But God specializes in stump stories. He loves to take a dead-end story and turn it around more than anything. “Out of the stump of Jesse” He brought forth the Savior of the world. Out of the line of Bathsheba, with all the heartache and mistakes and shame. He has taken many through this route of the stump story when all seems done and lost and dead, and breathes new life into it: He did it for Abraham and Sarah, for Joseph, for Lazarus and Mary, for Paul, and for Jesus…and He’s doing it for me. I have to remember to embrace the stump because it’s part of the miracle. In fact, without it, the miracle would be somehow incomplete.
One of my journal entries from several months ago:
On my way into the doctor’s office for a nurse check, I heard the song Mended by Matthew West on the radio. The lyrics just seemed to be telling me something…”How many times can one heart break?…When you see broken beyond repair, I see healing beyond belief…I’m not finished yet…You see the scars from when you fell, but I see the stories they will tell…”
I parked away from the building, walked up a slope, even took the stairs to the second floor. Walking into the cardiac waiting area, I saw the familiar hurting people in wheelchairs, people who wished they could be like me! I made mental note of this being my first time there without the life vest. I was feeling pretty normal.

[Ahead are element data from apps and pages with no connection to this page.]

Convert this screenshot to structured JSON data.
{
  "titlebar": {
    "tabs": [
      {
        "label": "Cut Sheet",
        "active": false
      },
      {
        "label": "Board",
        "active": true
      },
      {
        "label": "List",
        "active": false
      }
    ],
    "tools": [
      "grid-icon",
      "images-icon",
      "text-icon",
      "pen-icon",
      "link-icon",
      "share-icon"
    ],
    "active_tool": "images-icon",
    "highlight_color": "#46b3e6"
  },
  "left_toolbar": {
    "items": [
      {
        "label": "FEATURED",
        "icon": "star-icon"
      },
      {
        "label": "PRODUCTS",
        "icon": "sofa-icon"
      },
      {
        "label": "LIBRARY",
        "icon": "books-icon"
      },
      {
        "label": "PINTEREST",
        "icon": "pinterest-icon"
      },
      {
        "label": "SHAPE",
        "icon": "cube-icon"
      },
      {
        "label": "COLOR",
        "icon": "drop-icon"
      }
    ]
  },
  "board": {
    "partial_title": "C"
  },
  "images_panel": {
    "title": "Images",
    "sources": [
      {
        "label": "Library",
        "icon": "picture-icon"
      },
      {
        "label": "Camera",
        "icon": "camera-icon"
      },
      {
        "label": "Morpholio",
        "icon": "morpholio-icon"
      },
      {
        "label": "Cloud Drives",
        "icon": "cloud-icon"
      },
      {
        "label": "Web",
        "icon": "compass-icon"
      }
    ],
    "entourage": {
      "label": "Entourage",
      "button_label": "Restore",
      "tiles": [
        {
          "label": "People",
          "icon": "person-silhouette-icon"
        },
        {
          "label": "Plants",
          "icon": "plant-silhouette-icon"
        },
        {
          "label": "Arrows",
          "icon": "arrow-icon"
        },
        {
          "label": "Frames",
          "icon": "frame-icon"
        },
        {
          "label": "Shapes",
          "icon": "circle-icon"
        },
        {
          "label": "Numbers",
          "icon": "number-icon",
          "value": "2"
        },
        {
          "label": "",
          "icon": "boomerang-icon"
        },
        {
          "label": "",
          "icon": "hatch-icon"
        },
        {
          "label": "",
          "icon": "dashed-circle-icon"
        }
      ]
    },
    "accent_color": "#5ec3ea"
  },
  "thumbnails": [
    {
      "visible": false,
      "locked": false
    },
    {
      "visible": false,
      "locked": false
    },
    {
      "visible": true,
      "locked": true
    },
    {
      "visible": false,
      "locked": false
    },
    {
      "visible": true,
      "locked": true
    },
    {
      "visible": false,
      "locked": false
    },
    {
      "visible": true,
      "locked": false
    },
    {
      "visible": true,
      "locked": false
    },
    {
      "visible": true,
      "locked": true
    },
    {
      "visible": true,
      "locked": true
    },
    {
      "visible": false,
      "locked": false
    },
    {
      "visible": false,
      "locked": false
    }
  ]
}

I talked to the nurse about my CRT-D scar and she said that’s the best one she’s ever seen. We did a little high five that the life vest was gone. On my way out, I ran into my cardiologist. He asked how I was doing, and I told him pretty well, but the surgery recovery was more difficult than advertised. I wanted to know when we could do another Echo to see if it was helping. Then he said something that broke my heart…
“Now you know, we don’t expect much recovery of heart function. Some people get a pretty good bump, but not people like you, with END STAGE HEART FAILURE. Dr. H and I both think that yours is just too advanced. But…you never know!” Then he patted me on the back and said, “You just keep on living.”
GULP. Those are stinging, haunting, bitter words that continue to echo in my mind and wake me up at night. But I am choosing to hold on to the peace of the deep knowing I have. That my scars still have a story that needs to be told.
Without that dead-end stump day, my improvement would not have been so dramatic, so memorable, so miraculous. I cried that day and so did my husband. Our pain was deep and real and did not go unnoticed by our good God. Just as Jesus waited in the tomb for the weekend, we waited to hear from God. He was planning a rebirth. And as much as I would have liked to grind it away, all of my stump chapter, like Jesus’s, like yours, had to be written for God’s story to be complete.